Myth or Madness?

“There is nothing more potent than thought. Deed follows word and word follows thought. And where the thought is mighty and pure, the result is mighty and pure.
–Gandhi

Copyright Beth Parker Art 2013

Copyright Beth Parker Art 2013

Myth or Madness? – 4″ x 6″ Watercolor and Ink

Myth is the word of the week for Illustration Friday.  I used that to inspire me when I painted this for my friend, Bobby Ott’s 70th birthday card.

Legend has it… there is a wonderful little place called Ott, where some tiny little magical people live.  It is thought that they are protected by a large, but affectionate creature who  has never been seen by humans…. until now.

Inside this Birthday card, I told Bobby that as he gets older and has an occasion to question his sanity, all he has to do is pull out this card to affirm that no matter how crazy he may seem…. there is at least one person crazier than him.  (me)  He giggled when I gave it to him.

Mohandas Gandhi (October 2, 1869 – January 30, 1948)  was the last child of his father (Karamchand Gandhi) and his father’s fourth wife (Putlibai). During his youth, Mohandas Gandhi was shy, soft-spoken, and only a mediocre student at school. Although generally an obedient child, at one point Gandhi experimented with eating meat, smoking, and a small amount of stealing — all of which he later regretted. At age 13, Gandhi married Kasturba (also spelled Kasturbai) in an arranged marriage. Kasturba bore Gandhi four sons and supported Gandhi’s endeavors until her death in 1944.

 

Seattle Skyline – 6″ x 8″ Watercolor & Sharpie

“You may never know what results come from your action. But if you do nothing, there will be no result.”
– Mahatma Gandhi

Copyright Beth Parker Art 2012

Seattle Skyline – 6″ x 8″ Watercolor & Sharpie

Valri Ary posted a photo of Seattle’s skyline on WetCanvas.  Of course, I eliminated all the ships and barges docked up there.  And, okay…. I may have made the buildings a little more fun, but what’s the harm in that?  🙂

I drew the buildings, then laid down all the windows with itty bitty dabs of white acrylic, tinted with yellow or aqua.  When it was dry, I went in with watercolor.  This is why everything looks so pastel.  There’s a lot of little windows repelling the watercolor.  My own resist.  I almost didn’t add the sharpie, but gave in at the end.  I think I like it.

Still no work computer, so I spent part of the day adding wires to the backs of paintings I am taking to the new gallery this morning.  I’m a little nervous.  I have been in our little arts council gallery for quite a while and my work is selling there, but this one will be quite a different beast.  I understand that each artist will have their own bar code.   Hmmmm…. should be a fun learning experience, to say the least.   🙂

About Mahatma Gandhi

Mohandas Gandhi, known by the honorific title Mahatma (“great souled”), embodied the power of nonviolent protest to achieve great change.
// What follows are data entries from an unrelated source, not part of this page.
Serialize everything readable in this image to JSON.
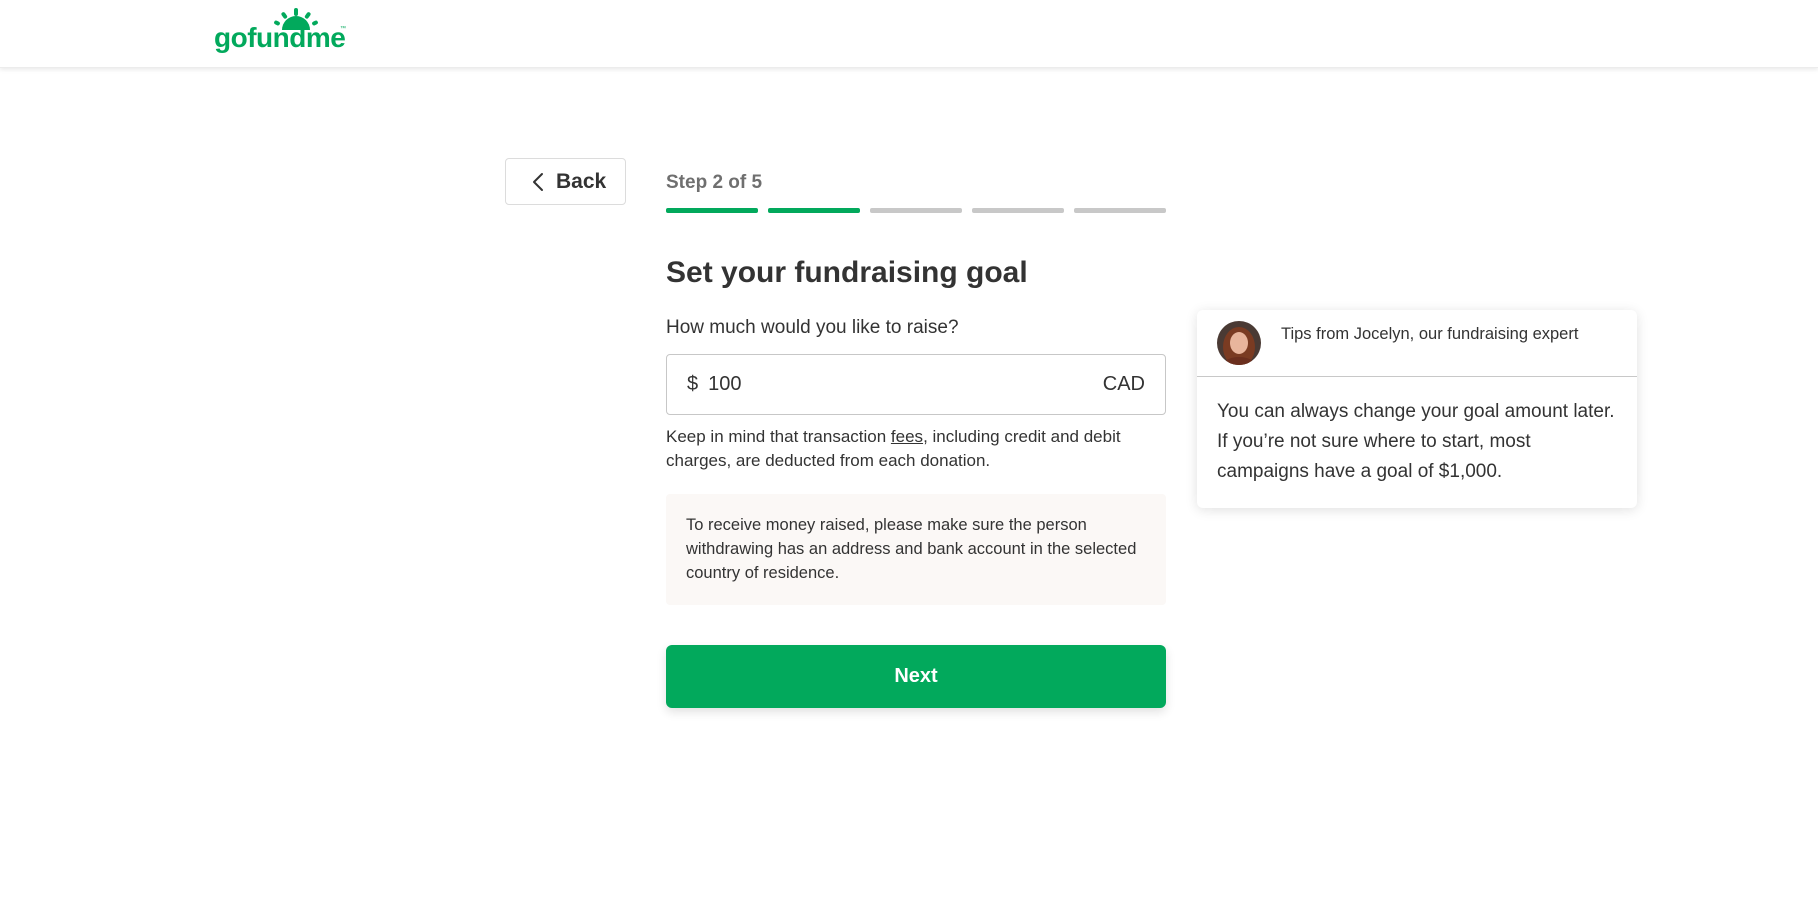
{
  "brand": {
    "logo_text": "gofundme",
    "trademark": "™",
    "color": "#02a95c"
  },
  "nav": {
    "back_label": "Back",
    "back_icon": "chevron-left-icon"
  },
  "progress": {
    "step_text": "Step 2 of 5",
    "current_step": 2,
    "total_steps": 5
  },
  "form": {
    "title": "Set your fundraising goal",
    "question": "How much would you like to raise?",
    "currency_symbol": "$",
    "amount_value": "100",
    "currency_code": "CAD",
    "fee_note_before": "Keep in mind that transaction ",
    "fee_link": "fees",
    "fee_note_after": ", including credit and debit charges, are deducted from each donation.",
    "notice": "To receive money raised, please make sure the person withdrawing has an address and bank account in the selected country of residence.",
    "next_label": "Next"
  },
  "tips": {
    "title": "Tips from Jocelyn, our fundraising expert",
    "body": "You can always change your goal amount later. If you’re not sure where to start, most campaigns have a goal of $1,000."
  }
}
He was born in India in 1896 and awoke to discrimination while practicing law in South Africa. He brought the struggle for equality back to India, rousing the population to demand self-rule from the British. He was profoundly religious, spending one day a week in complete silence; he was also a devout vegetarian. He was assassinated in 1948.

Striped Leaf in Watercolor

“You may never know what results come from your action. But if you do nothing, there will be no result.”
– Mahatma Gandhi

Striped Leaf  in Watercolor

I had a friend who used to collect striped rocks.  Then he went through a phase where he collected rocks with holes in them.  There were more collections, but I can’t remember what they were.  The flower garden in front of his home had different sections with the various themed rocks.  It was actually pretty cool!  🙂

About Mahatma Gandhi

Mohandas Gandhi, known by the honorific title Mahatma (“great souled”), embodied the power of nonviolent protest to achieve great change. He was born in India in 1896 and awoke to discrimination while practicing law in South Africa. He brought the struggle for equality back to India, rousing the population to demand self-rule from the British. He was profoundly religious, spending one day a week in complete silence; he was also a devout vegetarian. He was assassinated in 1948.